#### Data provided

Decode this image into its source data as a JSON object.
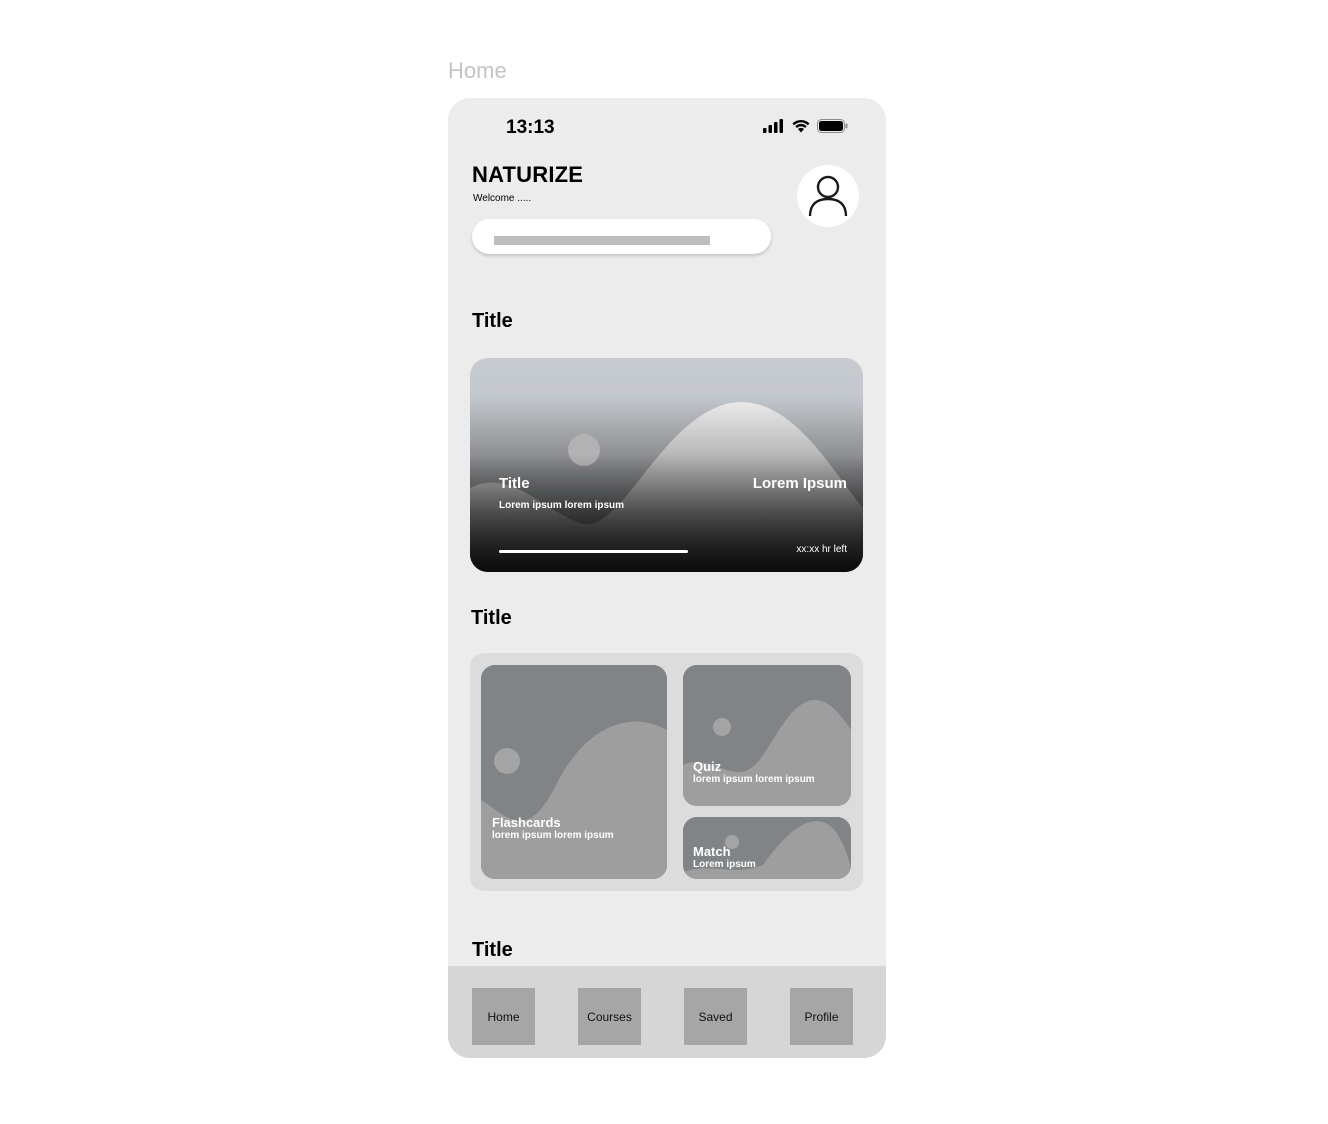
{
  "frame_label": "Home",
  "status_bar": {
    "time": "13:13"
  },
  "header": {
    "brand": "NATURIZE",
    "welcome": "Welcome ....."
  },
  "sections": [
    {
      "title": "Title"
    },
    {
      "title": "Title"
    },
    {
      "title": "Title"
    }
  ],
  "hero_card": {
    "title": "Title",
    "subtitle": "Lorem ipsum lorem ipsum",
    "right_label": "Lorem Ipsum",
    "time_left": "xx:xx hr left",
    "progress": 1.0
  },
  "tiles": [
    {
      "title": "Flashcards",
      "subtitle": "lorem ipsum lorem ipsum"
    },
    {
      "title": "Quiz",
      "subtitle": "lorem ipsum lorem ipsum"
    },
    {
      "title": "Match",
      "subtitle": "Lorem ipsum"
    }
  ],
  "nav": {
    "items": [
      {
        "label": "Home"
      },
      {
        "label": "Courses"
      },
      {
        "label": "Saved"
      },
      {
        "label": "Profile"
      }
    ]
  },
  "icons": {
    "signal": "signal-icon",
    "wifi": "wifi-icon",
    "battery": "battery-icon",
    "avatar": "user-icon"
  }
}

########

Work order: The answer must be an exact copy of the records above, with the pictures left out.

Answer box:
Decode this image into its source data as a JSON object.
{
  "frame_label": "Home",
  "status_bar": {
    "time": "13:13"
  },
  "header": {
    "brand": "NATURIZE",
    "welcome": "Welcome ....."
  },
  "sections": [
    {
      "title": "Title"
    },
    {
      "title": "Title"
    },
    {
      "title": "Title"
    }
  ],
  "hero_card": {
    "title": "Title",
    "subtitle": "Lorem ipsum lorem ipsum",
    "right_label": "Lorem Ipsum",
    "time_left": "xx:xx hr left",
    "progress": 1.0
  },
  "tiles": [
    {
      "title": "Flashcards",
      "subtitle": "lorem ipsum lorem ipsum"
    },
    {
      "title": "Quiz",
      "subtitle": "lorem ipsum lorem ipsum"
    },
    {
      "title": "Match",
      "subtitle": "Lorem ipsum"
    }
  ],
  "nav": {
    "items": [
      {
        "label": "Home"
      },
      {
        "label": "Courses"
      },
      {
        "label": "Saved"
      },
      {
        "label": "Profile"
      }
    ]
  },
  "icons": {
    "signal": "signal-icon",
    "wifi": "wifi-icon",
    "battery": "battery-icon",
    "avatar": "user-icon"
  }
}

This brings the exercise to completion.